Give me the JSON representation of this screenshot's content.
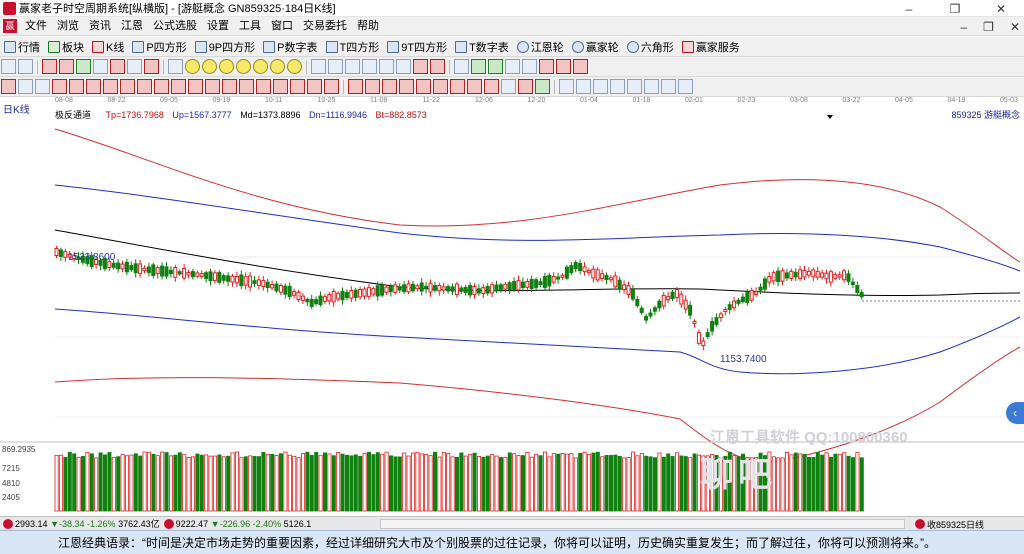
{
  "window": {
    "title": "赢家老子时空周期系统[纵横版] - [游艇概念  GN859325·184日K线]",
    "controls": [
      "–",
      "❐",
      "✕"
    ]
  },
  "menu": {
    "items": [
      "文件",
      "浏览",
      "资讯",
      "江恩",
      "公式选股",
      "设置",
      "工具",
      "窗口",
      "交易委托",
      "帮助"
    ],
    "right_controls": [
      "–",
      "❐",
      "✕"
    ]
  },
  "toolbar1": {
    "items": [
      "行情",
      "板块",
      "K线",
      "P四方形",
      "9P四方形",
      "P数字表",
      "T四方形",
      "9T四方形",
      "T数字表",
      "江恩轮",
      "赢家轮",
      "六角形",
      "赢家服务"
    ]
  },
  "chart": {
    "period_label": "日K线",
    "date_ticks": [
      "08-08",
      "08-22",
      "09-05",
      "09-19",
      "10-11",
      "10-25",
      "11-08",
      "11-22",
      "12-06",
      "12-20",
      "01-04",
      "01-18",
      "02-01",
      "02-23",
      "03-08",
      "03-22",
      "04-05",
      "04-19",
      "05-03"
    ],
    "indicator": {
      "name": "极反通道",
      "tp": "Tp=1736.7968",
      "up": "Up=1567.3777",
      "md": "Md=1373.8896",
      "dn": "Dn=1116.9946",
      "bt": "Bt=882.8573"
    },
    "code_label": "859325  游艇概念",
    "annotations": {
      "high": "1523.8600",
      "low": "1153.7400"
    },
    "volume_labels": [
      "869.2935",
      "7215",
      "4810",
      "2405"
    ],
    "side_button": "‹",
    "watermark": {
      "line1": "江恩工具软件  QQ:100800360",
      "line2": "聊吧"
    }
  },
  "statusbar": {
    "sh_price": "2993.14",
    "sh_change": "▼-38.34",
    "sh_pct": "-1.26%",
    "sh_amount": "3762.43亿",
    "sz_price": "9222.47",
    "sz_change": "▼-226.96",
    "sz_pct": "-2.40%",
    "sz_amount": "5126.1",
    "right_text": "收859325日线"
  },
  "quote": {
    "text": "江恩经典语录：“时间是决定市场走势的重要因素，经过详细研究大市及个别股票的过往记录，你将可以证明，历史确实重复发生；而了解过往，你将可以预测将来。”。"
  },
  "colors": {
    "up_candle": "#e02020",
    "down_candle": "#108010",
    "upper_band_red": "#d03030",
    "band_blue": "#2030c0",
    "mid_line": "#000000"
  }
}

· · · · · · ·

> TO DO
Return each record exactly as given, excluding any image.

> SOLUTION
Give me the JSON representation of this screenshot's content.
{
  "window": {
    "title": "赢家老子时空周期系统[纵横版] - [游艇概念  GN859325·184日K线]",
    "controls": [
      "–",
      "❐",
      "✕"
    ]
  },
  "menu": {
    "items": [
      "文件",
      "浏览",
      "资讯",
      "江恩",
      "公式选股",
      "设置",
      "工具",
      "窗口",
      "交易委托",
      "帮助"
    ],
    "right_controls": [
      "–",
      "❐",
      "✕"
    ]
  },
  "toolbar1": {
    "items": [
      "行情",
      "板块",
      "K线",
      "P四方形",
      "9P四方形",
      "P数字表",
      "T四方形",
      "9T四方形",
      "T数字表",
      "江恩轮",
      "赢家轮",
      "六角形",
      "赢家服务"
    ]
  },
  "chart": {
    "period_label": "日K线",
    "date_ticks": [
      "08-08",
      "08-22",
      "09-05",
      "09-19",
      "10-11",
      "10-25",
      "11-08",
      "11-22",
      "12-06",
      "12-20",
      "01-04",
      "01-18",
      "02-01",
      "02-23",
      "03-08",
      "03-22",
      "04-05",
      "04-19",
      "05-03"
    ],
    "indicator": {
      "name": "极反通道",
      "tp": "Tp=1736.7968",
      "up": "Up=1567.3777",
      "md": "Md=1373.8896",
      "dn": "Dn=1116.9946",
      "bt": "Bt=882.8573"
    },
    "code_label": "859325  游艇概念",
    "annotations": {
      "high": "1523.8600",
      "low": "1153.7400"
    },
    "volume_labels": [
      "869.2935",
      "7215",
      "4810",
      "2405"
    ],
    "side_button": "‹",
    "watermark": {
      "line1": "江恩工具软件  QQ:100800360",
      "line2": "聊吧"
    }
  },
  "statusbar": {
    "sh_price": "2993.14",
    "sh_change": "▼-38.34",
    "sh_pct": "-1.26%",
    "sh_amount": "3762.43亿",
    "sz_price": "9222.47",
    "sz_change": "▼-226.96",
    "sz_pct": "-2.40%",
    "sz_amount": "5126.1",
    "right_text": "收859325日线"
  },
  "quote": {
    "text": "江恩经典语录：“时间是决定市场走势的重要因素，经过详细研究大市及个别股票的过往记录，你将可以证明，历史确实重复发生；而了解过往，你将可以预测将来。”。"
  },
  "colors": {
    "up_candle": "#e02020",
    "down_candle": "#108010",
    "upper_band_red": "#d03030",
    "band_blue": "#2030c0",
    "mid_line": "#000000"
  }
}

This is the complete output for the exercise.